Nike Case Study
The US-based Nike Corporation announced that it had generated profits of $97.4 million, around $48 million below its earlier forecast for the third quarter ended February 28, 2001. The company said that the failure in the supply chain software installation by i2 Technologies3 was the cause of this revenue shortfall.
This admission of failure also affected the company's reputation as an innovative user of technology. The supply chain software implementation was the first part of a huge project to install an integrated ERP system from SAP, and customer relationship management (CRM) software from Siebel Systems.
For over a year, Nike reeled as a result of this failure. i2 and Nike blamed each other in public, for the failure and this led to a further downslide in the share price of both the companies. Analysts pointed to lapses in project management, too much customization and an over reliance on demand forecasting software. Nike insiders raised doubts about the 'Single Instance Strategy'4 being followed by Nike. However, the company remained firm and relentlessly pursued its Single Instance Strategy for SAP implementation. The guiding instruction as put across by Gordon Steele (Steele), CIO of Nike was that the "Single Instance was a decision not a discussion."
By 2004, the company had successfully implemented its Nike Supply Chain (NSC) project, indicating that its centralized planning, production and delivery processes were right for the Single Instance Strategy. With this success, Nike's Single Instance Strategy became the desired approach for many companies implementing ERP software. Nike used SAP for 95% of its global business. An AMR Research5 survey of 110 companies of annual revenues of $500 million or more using ERP revealed that only 23% had adopted a single instance strategy while 36% were planning to put it in place, while another 17% were trying to get the instances down to one per major global region and were investing considerable funds to achieve this. Analysts acknowledged that Nike had indeed taken a bold step when it adopted the single instance strategy with its first ERP rollout. During the late 1990s, most companies avoided it due to its huge costs and bandwidth problems. Christopher Koch, Executive Editor, CIO Magazine, remarked, "If it was easy, everyone would just do it."6
Nike's Supply Chain
Founded in 1957 by Philip Knight (Knight), Nike manufactures high quality athletic shoes for a variety of sports including baseball, athletics, golf, tennis, volleyball and wrestling. In addition to footwear, Nike also manufactures fitness equipments, apparels and accessory products. The company's products are sold in over 140 countries around the world. All product development factory contracting and marketing activities were carried out at the company's headquarters in Beaverton, Oregon in the US. Nike's global operations were broadly divided into five geographic regions – United States; Europe, Middle East and Africa (EMEA); Asia Pacific and Americas (includes Canada, Mexico and other Latin American countries of Chile, Brazil and Argentina). Since the mid-1970s, Nike has outsourced its manufacturing activities.
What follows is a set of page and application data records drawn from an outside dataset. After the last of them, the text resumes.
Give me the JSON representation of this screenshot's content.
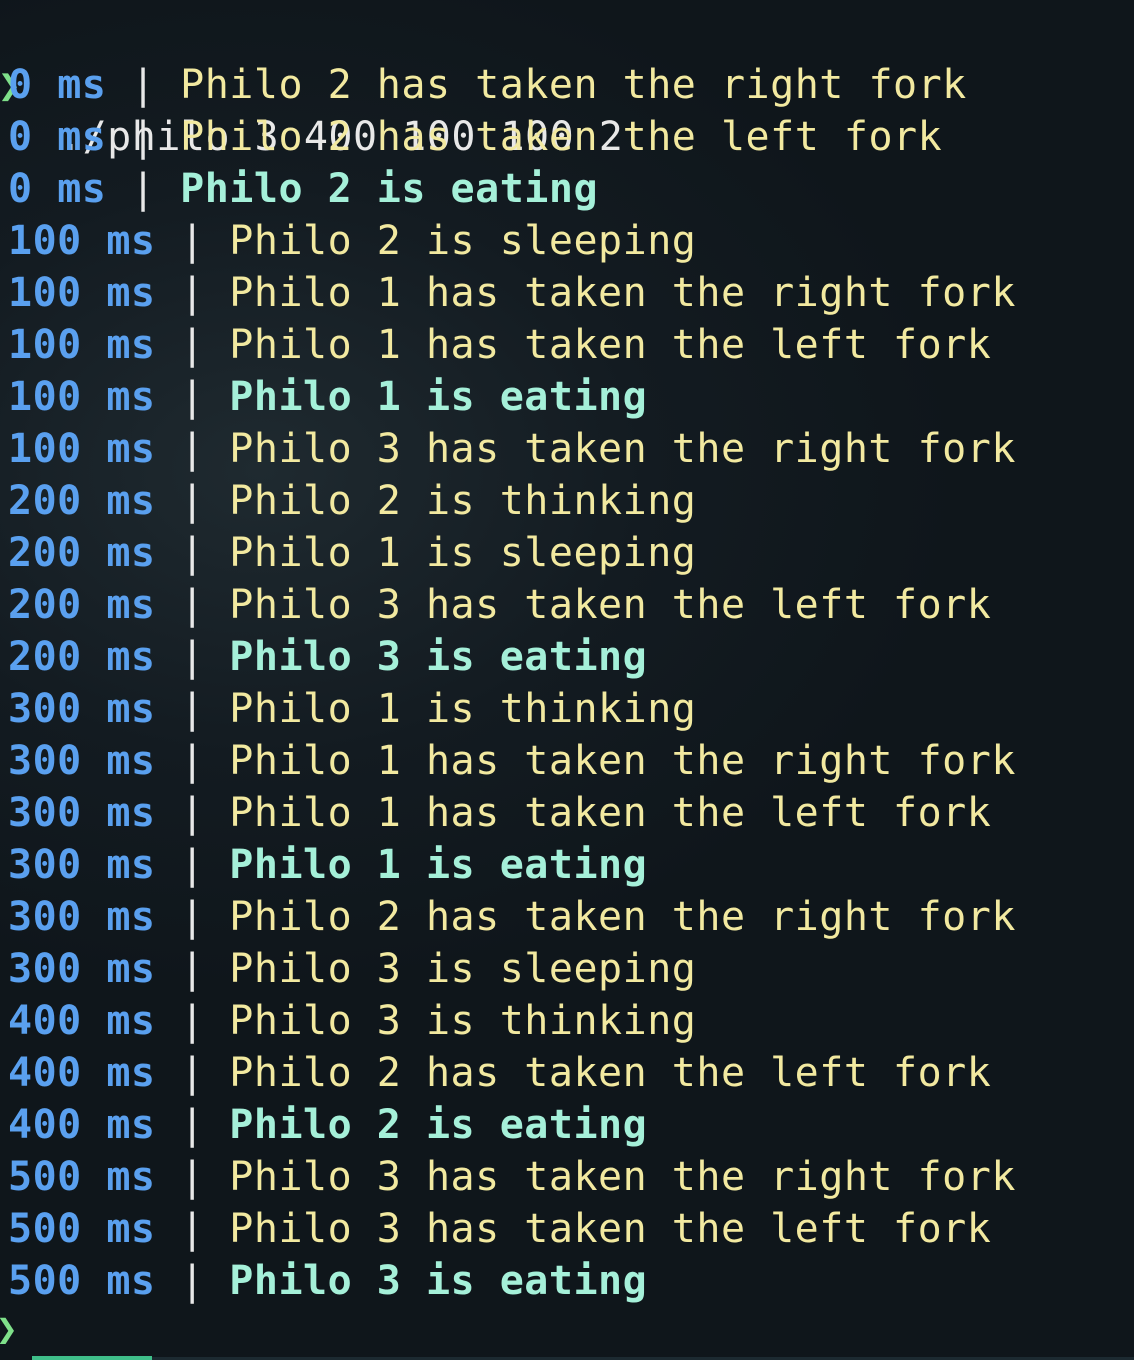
{
  "prompt": {
    "symbol": "❯",
    "command": "./philo 3 400 100 100 2"
  },
  "log": [
    {
      "time": "0",
      "unit": "ms",
      "sep": "|",
      "message": "Philo 2 has taken the right fork",
      "eating": false
    },
    {
      "time": "0",
      "unit": "ms",
      "sep": "|",
      "message": "Philo 2 has taken the left fork",
      "eating": false
    },
    {
      "time": "0",
      "unit": "ms",
      "sep": "|",
      "message": "Philo 2 is eating",
      "eating": true
    },
    {
      "time": "100",
      "unit": "ms",
      "sep": "|",
      "message": "Philo 2 is sleeping",
      "eating": false
    },
    {
      "time": "100",
      "unit": "ms",
      "sep": "|",
      "message": "Philo 1 has taken the right fork",
      "eating": false
    },
    {
      "time": "100",
      "unit": "ms",
      "sep": "|",
      "message": "Philo 1 has taken the left fork",
      "eating": false
    },
    {
      "time": "100",
      "unit": "ms",
      "sep": "|",
      "message": "Philo 1 is eating",
      "eating": true
    },
    {
      "time": "100",
      "unit": "ms",
      "sep": "|",
      "message": "Philo 3 has taken the right fork",
      "eating": false
    },
    {
      "time": "200",
      "unit": "ms",
      "sep": "|",
      "message": "Philo 2 is thinking",
      "eating": false
    },
    {
      "time": "200",
      "unit": "ms",
      "sep": "|",
      "message": "Philo 1 is sleeping",
      "eating": false
    },
    {
      "time": "200",
      "unit": "ms",
      "sep": "|",
      "message": "Philo 3 has taken the left fork",
      "eating": false
    },
    {
      "time": "200",
      "unit": "ms",
      "sep": "|",
      "message": "Philo 3 is eating",
      "eating": true
    },
    {
      "time": "300",
      "unit": "ms",
      "sep": "|",
      "message": "Philo 1 is thinking",
      "eating": false
    },
    {
      "time": "300",
      "unit": "ms",
      "sep": "|",
      "message": "Philo 1 has taken the right fork",
      "eating": false
    },
    {
      "time": "300",
      "unit": "ms",
      "sep": "|",
      "message": "Philo 1 has taken the left fork",
      "eating": false
    },
    {
      "time": "300",
      "unit": "ms",
      "sep": "|",
      "message": "Philo 1 is eating",
      "eating": true
    },
    {
      "time": "300",
      "unit": "ms",
      "sep": "|",
      "message": "Philo 2 has taken the right fork",
      "eating": false
    },
    {
      "time": "300",
      "unit": "ms",
      "sep": "|",
      "message": "Philo 3 is sleeping",
      "eating": false
    },
    {
      "time": "400",
      "unit": "ms",
      "sep": "|",
      "message": "Philo 3 is thinking",
      "eating": false
    },
    {
      "time": "400",
      "unit": "ms",
      "sep": "|",
      "message": "Philo 2 has taken the left fork",
      "eating": false
    },
    {
      "time": "400",
      "unit": "ms",
      "sep": "|",
      "message": "Philo 2 is eating",
      "eating": true
    },
    {
      "time": "500",
      "unit": "ms",
      "sep": "|",
      "message": "Philo 3 has taken the right fork",
      "eating": false
    },
    {
      "time": "500",
      "unit": "ms",
      "sep": "|",
      "message": "Philo 3 has taken the left fork",
      "eating": false
    },
    {
      "time": "500",
      "unit": "ms",
      "sep": "|",
      "message": "Philo 3 is eating",
      "eating": true
    }
  ],
  "next_prompt": {
    "symbol": "❯"
  },
  "colors": {
    "prompt": "#7fe08a",
    "timestamp": "#5aa0ef",
    "message": "#f2e9a0",
    "eating": "#a5f0d9",
    "background": "#131b21"
  }
}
The company's products were manufactured in factories owned and operated by its business partners commonly known as contractors around the globe. In 1975, Nike introduced the Futures program to manage the market for its footwear products. Under this program, Nike's retailers placed orders with the company six months before the required delivery date with the guarantee that 90 percent of their orders would be delivered within a set time period at a fixed price. These orders were then forwarded to the manufacturing units around the world... The system worked well in the initial years. Retailers were assured of sales even on 6., month advance orders as customers were not very demanding. Runners just wanted a steady supply of quality shoes irrespective of style. However, as Nike...
Please join StudyMode to read the full document